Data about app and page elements
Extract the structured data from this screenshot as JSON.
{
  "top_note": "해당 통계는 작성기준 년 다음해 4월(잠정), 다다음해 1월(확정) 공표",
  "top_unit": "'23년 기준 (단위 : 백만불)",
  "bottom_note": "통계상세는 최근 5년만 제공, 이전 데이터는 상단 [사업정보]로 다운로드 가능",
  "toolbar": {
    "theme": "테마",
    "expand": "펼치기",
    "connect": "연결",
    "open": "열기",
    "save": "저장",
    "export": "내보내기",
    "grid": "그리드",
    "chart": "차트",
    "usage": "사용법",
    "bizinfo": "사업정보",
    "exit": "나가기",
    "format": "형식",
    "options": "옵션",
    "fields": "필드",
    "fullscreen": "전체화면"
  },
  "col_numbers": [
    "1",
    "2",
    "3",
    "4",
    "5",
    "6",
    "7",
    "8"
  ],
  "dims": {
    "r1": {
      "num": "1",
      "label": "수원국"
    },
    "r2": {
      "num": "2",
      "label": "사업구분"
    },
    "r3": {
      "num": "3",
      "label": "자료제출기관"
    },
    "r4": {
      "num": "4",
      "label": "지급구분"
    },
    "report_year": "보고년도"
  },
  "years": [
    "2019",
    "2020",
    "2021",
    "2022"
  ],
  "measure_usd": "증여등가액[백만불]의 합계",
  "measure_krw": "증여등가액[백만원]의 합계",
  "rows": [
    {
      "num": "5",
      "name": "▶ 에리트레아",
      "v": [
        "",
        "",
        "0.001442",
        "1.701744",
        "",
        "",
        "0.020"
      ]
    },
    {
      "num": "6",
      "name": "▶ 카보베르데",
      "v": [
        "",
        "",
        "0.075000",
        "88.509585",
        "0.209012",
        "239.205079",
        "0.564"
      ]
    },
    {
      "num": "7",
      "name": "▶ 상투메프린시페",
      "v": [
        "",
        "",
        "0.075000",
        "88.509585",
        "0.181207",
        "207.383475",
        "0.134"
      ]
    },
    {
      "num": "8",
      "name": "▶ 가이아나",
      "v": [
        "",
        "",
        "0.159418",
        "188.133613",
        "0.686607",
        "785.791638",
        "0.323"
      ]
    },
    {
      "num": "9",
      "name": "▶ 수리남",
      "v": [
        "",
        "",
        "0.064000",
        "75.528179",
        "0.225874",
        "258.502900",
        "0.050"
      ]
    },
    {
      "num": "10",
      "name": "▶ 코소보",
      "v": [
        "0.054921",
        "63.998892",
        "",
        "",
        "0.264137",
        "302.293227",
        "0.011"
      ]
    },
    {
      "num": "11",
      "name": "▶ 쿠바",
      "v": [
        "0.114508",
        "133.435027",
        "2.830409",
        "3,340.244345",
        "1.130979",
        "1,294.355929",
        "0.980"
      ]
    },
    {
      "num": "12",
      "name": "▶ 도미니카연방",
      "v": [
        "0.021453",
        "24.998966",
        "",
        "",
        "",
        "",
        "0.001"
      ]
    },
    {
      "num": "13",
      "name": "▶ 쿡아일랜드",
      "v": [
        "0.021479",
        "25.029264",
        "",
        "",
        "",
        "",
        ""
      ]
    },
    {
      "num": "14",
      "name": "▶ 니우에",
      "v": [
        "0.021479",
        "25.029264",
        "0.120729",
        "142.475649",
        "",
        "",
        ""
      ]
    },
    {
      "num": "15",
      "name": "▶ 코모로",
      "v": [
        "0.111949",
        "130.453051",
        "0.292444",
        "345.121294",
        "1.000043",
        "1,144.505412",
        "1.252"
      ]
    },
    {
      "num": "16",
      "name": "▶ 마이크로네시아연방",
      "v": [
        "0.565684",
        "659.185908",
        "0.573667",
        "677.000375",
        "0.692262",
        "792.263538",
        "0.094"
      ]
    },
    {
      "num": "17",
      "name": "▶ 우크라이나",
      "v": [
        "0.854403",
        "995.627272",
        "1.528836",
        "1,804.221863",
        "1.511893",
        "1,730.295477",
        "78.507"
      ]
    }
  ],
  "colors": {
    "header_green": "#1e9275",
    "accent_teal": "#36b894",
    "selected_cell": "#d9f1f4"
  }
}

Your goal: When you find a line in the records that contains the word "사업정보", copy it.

Output for this exercise:
  "bottom_note": "통계상세는 최근 5년만 제공, 이전 데이터는 상단 [사업정보]로 다운로드 가능",
    "bizinfo": "사업정보",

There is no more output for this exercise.